Why do Native Americans still fight over their territories
A few years ago, the American Southwest’s tribal nations were grappling with the legacy of the land-grant land-take-all policy that was supposed to end the nation’s racist colonial rule and free up more of the Southwest for the Native American people.
The land-transfer policy was meant to help them integrate into mainstream American society and to provide land for the settlers.
But for some Native American tribes, the policies were a way to keep their land under their control.
Many were not willing to give up their land to the federal government, and they were not happy with the idea of the federal governments taking it from them.
“We don’t want to give it up to anybody.
We don’t even want to talk about it.
We have our land,” said Darryl B. Wilson, a Navajo Nation member and former US congressman.
Wilson is a professor of law and public policy at Arizona State University, where he also directs the law school’s Center for Indian Law.
He said that some Native Americans did not want to leave their ancestral lands behind because of fears of federal government intrusion, and some even feared the federal Bureau of Indian Affairs (BIA), which is the US agency that oversees land claims and other issues in the Southwest.
“We didn’t want it to be seen as something that was going to be taken away from us,” he said.
The BIA is also known for making some harsh decisions.
In 2014, for instance, the BIA found that the Navajo Nation, the Navajo Indian tribe, had illegally built roads on federally protected land that are not part of their traditional territory.
The agency also said that the community of Apache and Hopi Indians had improperly moved onto federally owned land in the western US without the proper permits and had violated the Navajo-Hopi treaty.
In the meantime, Wilson said, some tribes were trying to reclaim their land.
For example, the Hopi Nation was trying to claim land that had been under federal jurisdiction since 1874.
Wilson said that many tribes were unhappy with the way the BGA handled their land claims, which resulted in the Bia ruling.
The Navajo Nation said that in the 1970s, the federal agency was the main agency that managed land claims.
The tribal governments had been trying to get more land for years, and in 2007, a tribe called the Apache Nation petitioned the BAA for a review of the BDA’s policies, but the BCA rejected the request, saying the tribe’s land claim was invalid.
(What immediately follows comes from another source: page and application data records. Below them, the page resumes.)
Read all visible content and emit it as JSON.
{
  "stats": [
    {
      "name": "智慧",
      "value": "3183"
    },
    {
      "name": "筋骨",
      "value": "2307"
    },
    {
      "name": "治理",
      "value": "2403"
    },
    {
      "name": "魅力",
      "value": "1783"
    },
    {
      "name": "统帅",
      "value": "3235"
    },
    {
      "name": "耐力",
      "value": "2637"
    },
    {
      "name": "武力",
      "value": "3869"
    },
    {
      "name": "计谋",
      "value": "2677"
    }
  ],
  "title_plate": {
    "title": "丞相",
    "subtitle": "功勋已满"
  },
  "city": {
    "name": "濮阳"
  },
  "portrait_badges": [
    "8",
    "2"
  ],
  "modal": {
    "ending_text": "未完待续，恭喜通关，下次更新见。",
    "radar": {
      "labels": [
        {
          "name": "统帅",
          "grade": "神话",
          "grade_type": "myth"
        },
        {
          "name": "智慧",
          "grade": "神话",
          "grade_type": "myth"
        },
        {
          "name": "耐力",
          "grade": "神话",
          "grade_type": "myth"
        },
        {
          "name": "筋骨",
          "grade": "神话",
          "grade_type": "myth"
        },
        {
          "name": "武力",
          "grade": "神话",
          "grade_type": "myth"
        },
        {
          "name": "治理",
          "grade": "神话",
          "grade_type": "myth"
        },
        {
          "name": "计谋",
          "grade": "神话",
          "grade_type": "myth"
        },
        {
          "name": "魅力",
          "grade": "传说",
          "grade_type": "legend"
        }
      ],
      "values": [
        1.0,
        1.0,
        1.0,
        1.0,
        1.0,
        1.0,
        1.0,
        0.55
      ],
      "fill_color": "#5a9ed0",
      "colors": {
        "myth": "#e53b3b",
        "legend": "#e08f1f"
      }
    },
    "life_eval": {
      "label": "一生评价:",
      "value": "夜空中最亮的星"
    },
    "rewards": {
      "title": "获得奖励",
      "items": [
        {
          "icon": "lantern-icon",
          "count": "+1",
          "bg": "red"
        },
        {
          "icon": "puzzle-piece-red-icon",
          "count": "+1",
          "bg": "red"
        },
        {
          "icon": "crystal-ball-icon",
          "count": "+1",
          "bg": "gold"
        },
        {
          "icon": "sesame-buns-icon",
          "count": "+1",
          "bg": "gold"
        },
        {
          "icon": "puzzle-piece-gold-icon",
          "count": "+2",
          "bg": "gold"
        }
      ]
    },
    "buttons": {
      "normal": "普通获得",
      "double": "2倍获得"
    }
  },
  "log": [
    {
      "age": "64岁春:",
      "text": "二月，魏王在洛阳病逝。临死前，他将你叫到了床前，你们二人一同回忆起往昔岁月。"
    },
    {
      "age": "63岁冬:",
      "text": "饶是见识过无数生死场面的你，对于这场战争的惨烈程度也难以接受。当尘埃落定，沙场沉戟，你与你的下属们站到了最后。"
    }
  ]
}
The tribe appealed that decision, and the BNA then began asking for federal review of its land claims in the courts.
The BIA then denied the tribe and the tribes appeal, citing jurisdictional differences.
The decision by the BBI was made in the mid-1980s, said James Buehler, a tribal attorney in New Mexico.
Buehlman said that tribal governments wanted the BSA to review the tribes claims before the BMA’s decision.
The tribes appealed, and it was finally upheld in 2006.
The tribe also appealed the BBA’s decision, which was upheld in 2011.
In 2016, the tribes appealed again to the BHA.
BIA ruled that the Bnais claim was valid.
“That’s why they appealed, to get it overturned,” Buell said.
But the Binais case is not the only case of land-taking that has arisen since the 1970’s.
In 2012, a court found that two tribes in California, the Tlaloc and Nahuatl, had improperly purchased land and that they had violated land-use laws.
The Tlalsoc tribe sued the federal BIA, saying it had to take over a federally-protected tract of land because it did not have the proper permit.
The Tlaloos lost the case, and were ordered to pay the US government $8.5 million.
In 2013, the tribe lost again when the Bureau of Indian Education ruled that it had violated a treaty that was between the tribes.
“The tribes are not interested in money, they’re interested in being recognized,” said Nahuatans attorney, Michael Hagan.
Hagan is an attorney with the Native Claims Litigation Project, which represents the tribes’ lawyers.
Hagan said that he has seen cases where tribes have lost the right to own land, but have been able to get compensation.
He also said tribes have been forced to sell their land for money, because the BNI has not been able do its job.
“These people have been told, ‘You’re not doing your job.
You’re not fulfilling your duties to the United States,’ ” he said, adding that the tribal governments are now in the process of suing the BGI for violating their treaty rights.
The problem with these cases is that it’s not clear who owns the land that was taken, Hagan said.
“They’re not getting a fair hearing,” he added.
Hagan said that for some tribes